Start of Recorded data

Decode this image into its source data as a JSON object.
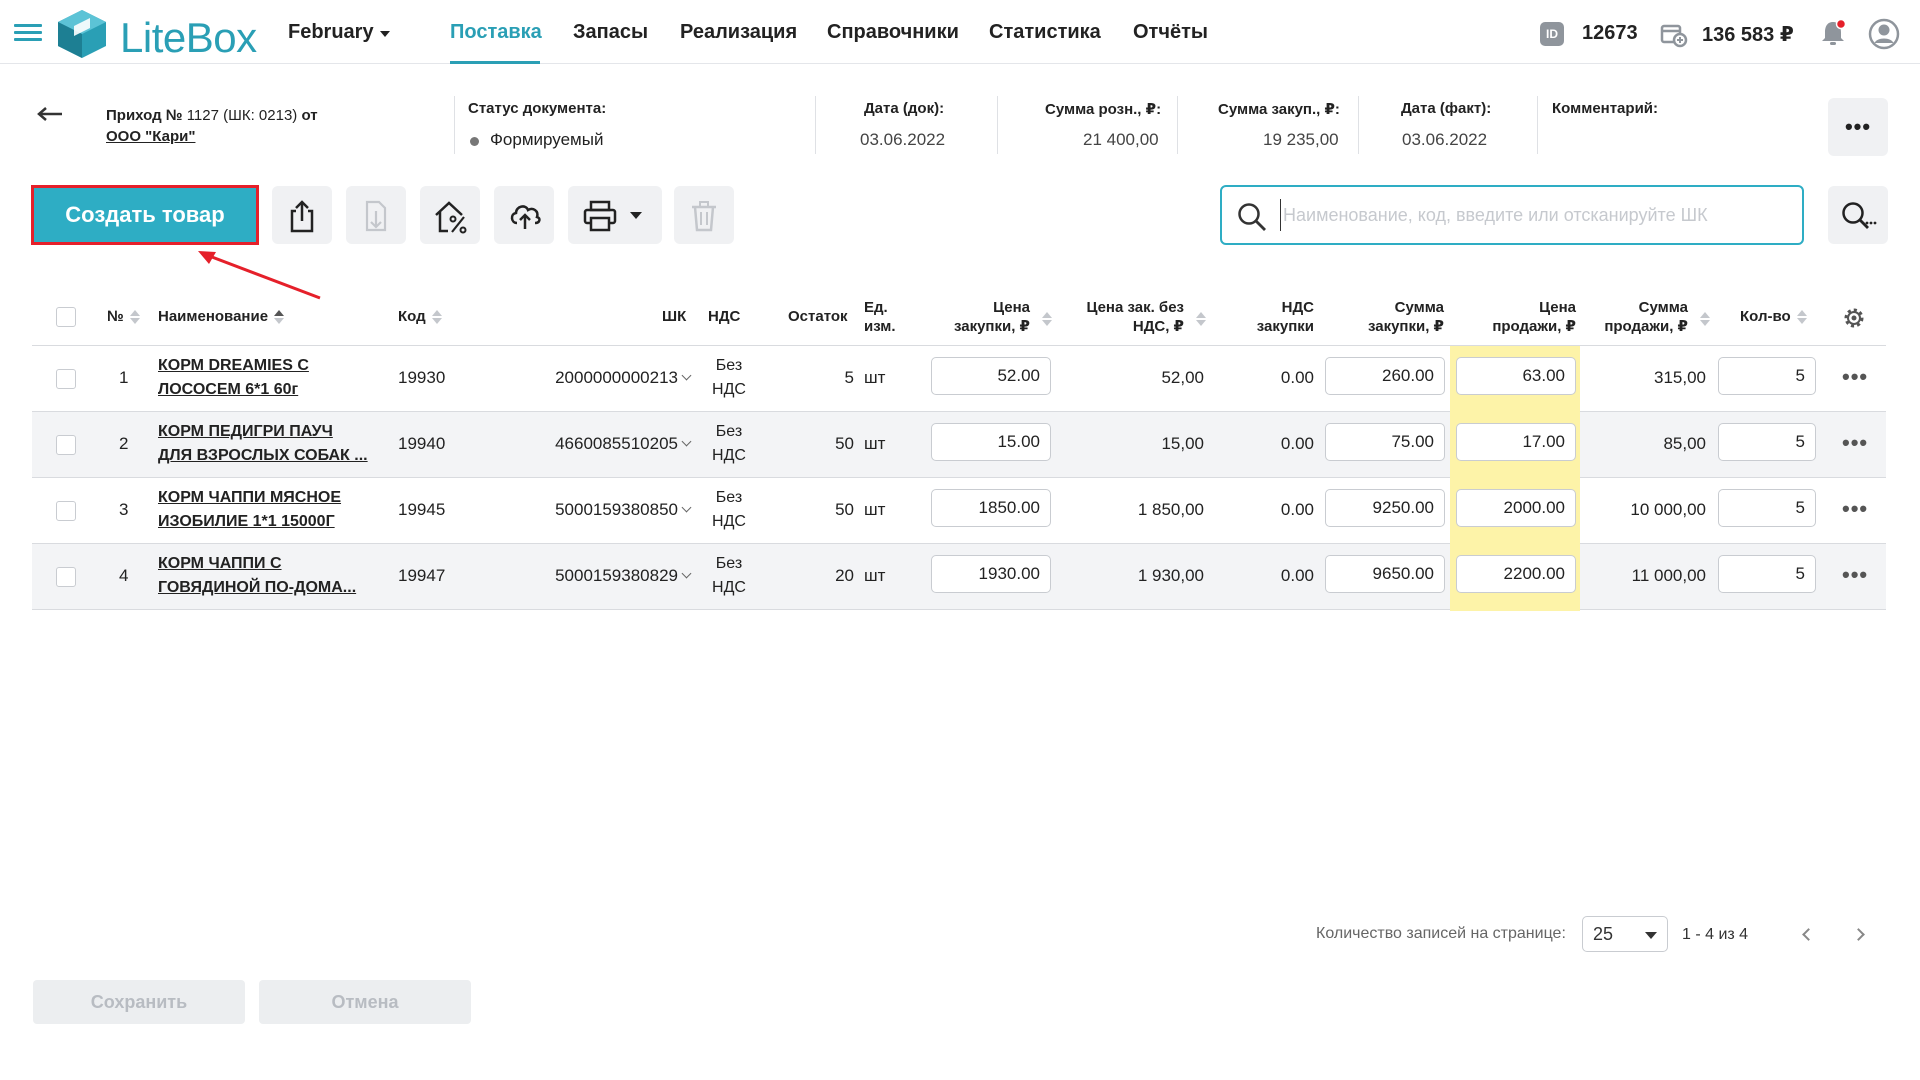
{
  "nav": {
    "logo_text": "LiteBox",
    "month": "February",
    "items": [
      {
        "label": "Поставка",
        "active": true
      },
      {
        "label": "Запасы"
      },
      {
        "label": "Реализация"
      },
      {
        "label": "Справочники"
      },
      {
        "label": "Статистика"
      },
      {
        "label": "Отчёты"
      }
    ],
    "id_badge": "ID",
    "account_id": "12673",
    "balance": "136 583 ₽"
  },
  "document": {
    "title_prefix": "Приход №",
    "title_number": "1127 (ШК: 0213)",
    "title_suffix": "от",
    "supplier": "ООО \"Кари\"",
    "status_label": "Статус документа:",
    "status_value": "Формируемый",
    "date_doc_label": "Дата (док):",
    "date_doc_value": "03.06.2022",
    "retail_sum_label": "Сумма розн., ₽:",
    "retail_sum_value": "21 400,00",
    "purchase_sum_label": "Сумма закуп., ₽:",
    "purchase_sum_value": "19 235,00",
    "date_fact_label": "Дата (факт):",
    "date_fact_value": "03.06.2022",
    "comment_label": "Комментарий:",
    "more_label": "•••"
  },
  "toolbar": {
    "create_label": "Создать товар",
    "search_placeholder": "Наименование, код, введите или отсканируйте ШК"
  },
  "table": {
    "headers": {
      "num": "№",
      "name": "Наименование",
      "code": "Код",
      "barcode": "ШК",
      "vat": "НДС",
      "stock": "Остаток",
      "unit_1": "Ед.",
      "unit_2": "изм.",
      "pprice_1": "Цена",
      "pprice_2": "закупки, ₽",
      "pprice_novat_1": "Цена зак. без",
      "pprice_novat_2": "НДС, ₽",
      "pvat_1": "НДС",
      "pvat_2": "закупки",
      "psum_1": "Сумма",
      "psum_2": "закупки, ₽",
      "sprice_1": "Цена",
      "sprice_2": "продажи, ₽",
      "ssum_1": "Сумма",
      "ssum_2": "продажи, ₽",
      "qty": "Кол-во"
    },
    "rows": [
      {
        "n": "1",
        "name_1": "КОРМ DREAMIES С",
        "name_2": "ЛОСОСЕМ 6*1 60г",
        "code": "19930",
        "barcode": "2000000000213",
        "vat_1": "Без",
        "vat_2": "НДС",
        "stock": "5",
        "unit": "шт",
        "pprice": "52.00",
        "pprice_novat": "52,00",
        "pvat": "0.00",
        "psum": "260.00",
        "sprice": "63.00",
        "ssum": "315,00",
        "qty": "5"
      },
      {
        "n": "2",
        "name_1": "КОРМ ПЕДИГРИ ПАУЧ",
        "name_2": "ДЛЯ ВЗРОСЛЫХ СОБАК ...",
        "code": "19940",
        "barcode": "4660085510205",
        "vat_1": "Без",
        "vat_2": "НДС",
        "stock": "50",
        "unit": "шт",
        "pprice": "15.00",
        "pprice_novat": "15,00",
        "pvat": "0.00",
        "psum": "75.00",
        "sprice": "17.00",
        "ssum": "85,00",
        "qty": "5"
      },
      {
        "n": "3",
        "name_1": "КОРМ ЧАППИ МЯСНОЕ",
        "name_2": "ИЗОБИЛИЕ 1*1 15000Г",
        "code": "19945",
        "barcode": "5000159380850",
        "vat_1": "Без",
        "vat_2": "НДС",
        "stock": "50",
        "unit": "шт",
        "pprice": "1850.00",
        "pprice_novat": "1 850,00",
        "pvat": "0.00",
        "psum": "9250.00",
        "sprice": "2000.00",
        "ssum": "10 000,00",
        "qty": "5"
      },
      {
        "n": "4",
        "name_1": "КОРМ ЧАППИ С",
        "name_2": "ГОВЯДИНОЙ ПО-ДОМА...",
        "code": "19947",
        "barcode": "5000159380829",
        "vat_1": "Без",
        "vat_2": "НДС",
        "stock": "20",
        "unit": "шт",
        "pprice": "1930.00",
        "pprice_novat": "1 930,00",
        "pvat": "0.00",
        "psum": "9650.00",
        "sprice": "2200.00",
        "ssum": "11 000,00",
        "qty": "5"
      }
    ]
  },
  "pagination": {
    "per_page_label": "Количество записей на странице:",
    "per_page_value": "25",
    "range": "1 - 4 из 4"
  },
  "footer": {
    "save_label": "Сохранить",
    "cancel_label": "Отмена"
  },
  "colors": {
    "accent": "#2eadc4",
    "highlight_border": "#e5202a",
    "price_column": "#fdf3a8"
  }
}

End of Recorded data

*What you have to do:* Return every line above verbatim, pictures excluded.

*Your solution:*
Decode this image into its source data as a JSON object.
{
  "nav": {
    "logo_text": "LiteBox",
    "month": "February",
    "items": [
      {
        "label": "Поставка",
        "active": true
      },
      {
        "label": "Запасы"
      },
      {
        "label": "Реализация"
      },
      {
        "label": "Справочники"
      },
      {
        "label": "Статистика"
      },
      {
        "label": "Отчёты"
      }
    ],
    "id_badge": "ID",
    "account_id": "12673",
    "balance": "136 583 ₽"
  },
  "document": {
    "title_prefix": "Приход №",
    "title_number": "1127 (ШК: 0213)",
    "title_suffix": "от",
    "supplier": "ООО \"Кари\"",
    "status_label": "Статус документа:",
    "status_value": "Формируемый",
    "date_doc_label": "Дата (док):",
    "date_doc_value": "03.06.2022",
    "retail_sum_label": "Сумма розн., ₽:",
    "retail_sum_value": "21 400,00",
    "purchase_sum_label": "Сумма закуп., ₽:",
    "purchase_sum_value": "19 235,00",
    "date_fact_label": "Дата (факт):",
    "date_fact_value": "03.06.2022",
    "comment_label": "Комментарий:",
    "more_label": "•••"
  },
  "toolbar": {
    "create_label": "Создать товар",
    "search_placeholder": "Наименование, код, введите или отсканируйте ШК"
  },
  "table": {
    "headers": {
      "num": "№",
      "name": "Наименование",
      "code": "Код",
      "barcode": "ШК",
      "vat": "НДС",
      "stock": "Остаток",
      "unit_1": "Ед.",
      "unit_2": "изм.",
      "pprice_1": "Цена",
      "pprice_2": "закупки, ₽",
      "pprice_novat_1": "Цена зак. без",
      "pprice_novat_2": "НДС, ₽",
      "pvat_1": "НДС",
      "pvat_2": "закупки",
      "psum_1": "Сумма",
      "psum_2": "закупки, ₽",
      "sprice_1": "Цена",
      "sprice_2": "продажи, ₽",
      "ssum_1": "Сумма",
      "ssum_2": "продажи, ₽",
      "qty": "Кол-во"
    },
    "rows": [
      {
        "n": "1",
        "name_1": "КОРМ DREAMIES С",
        "name_2": "ЛОСОСЕМ 6*1 60г",
        "code": "19930",
        "barcode": "2000000000213",
        "vat_1": "Без",
        "vat_2": "НДС",
        "stock": "5",
        "unit": "шт",
        "pprice": "52.00",
        "pprice_novat": "52,00",
        "pvat": "0.00",
        "psum": "260.00",
        "sprice": "63.00",
        "ssum": "315,00",
        "qty": "5"
      },
      {
        "n": "2",
        "name_1": "КОРМ ПЕДИГРИ ПАУЧ",
        "name_2": "ДЛЯ ВЗРОСЛЫХ СОБАК ...",
        "code": "19940",
        "barcode": "4660085510205",
        "vat_1": "Без",
        "vat_2": "НДС",
        "stock": "50",
        "unit": "шт",
        "pprice": "15.00",
        "pprice_novat": "15,00",
        "pvat": "0.00",
        "psum": "75.00",
        "sprice": "17.00",
        "ssum": "85,00",
        "qty": "5"
      },
      {
        "n": "3",
        "name_1": "КОРМ ЧАППИ МЯСНОЕ",
        "name_2": "ИЗОБИЛИЕ 1*1 15000Г",
        "code": "19945",
        "barcode": "5000159380850",
        "vat_1": "Без",
        "vat_2": "НДС",
        "stock": "50",
        "unit": "шт",
        "pprice": "1850.00",
        "pprice_novat": "1 850,00",
        "pvat": "0.00",
        "psum": "9250.00",
        "sprice": "2000.00",
        "ssum": "10 000,00",
        "qty": "5"
      },
      {
        "n": "4",
        "name_1": "КОРМ ЧАППИ С",
        "name_2": "ГОВЯДИНОЙ ПО-ДОМА...",
        "code": "19947",
        "barcode": "5000159380829",
        "vat_1": "Без",
        "vat_2": "НДС",
        "stock": "20",
        "unit": "шт",
        "pprice": "1930.00",
        "pprice_novat": "1 930,00",
        "pvat": "0.00",
        "psum": "9650.00",
        "sprice": "2200.00",
        "ssum": "11 000,00",
        "qty": "5"
      }
    ]
  },
  "pagination": {
    "per_page_label": "Количество записей на странице:",
    "per_page_value": "25",
    "range": "1 - 4 из 4"
  },
  "footer": {
    "save_label": "Сохранить",
    "cancel_label": "Отмена"
  },
  "colors": {
    "accent": "#2eadc4",
    "highlight_border": "#e5202a",
    "price_column": "#fdf3a8"
  }
}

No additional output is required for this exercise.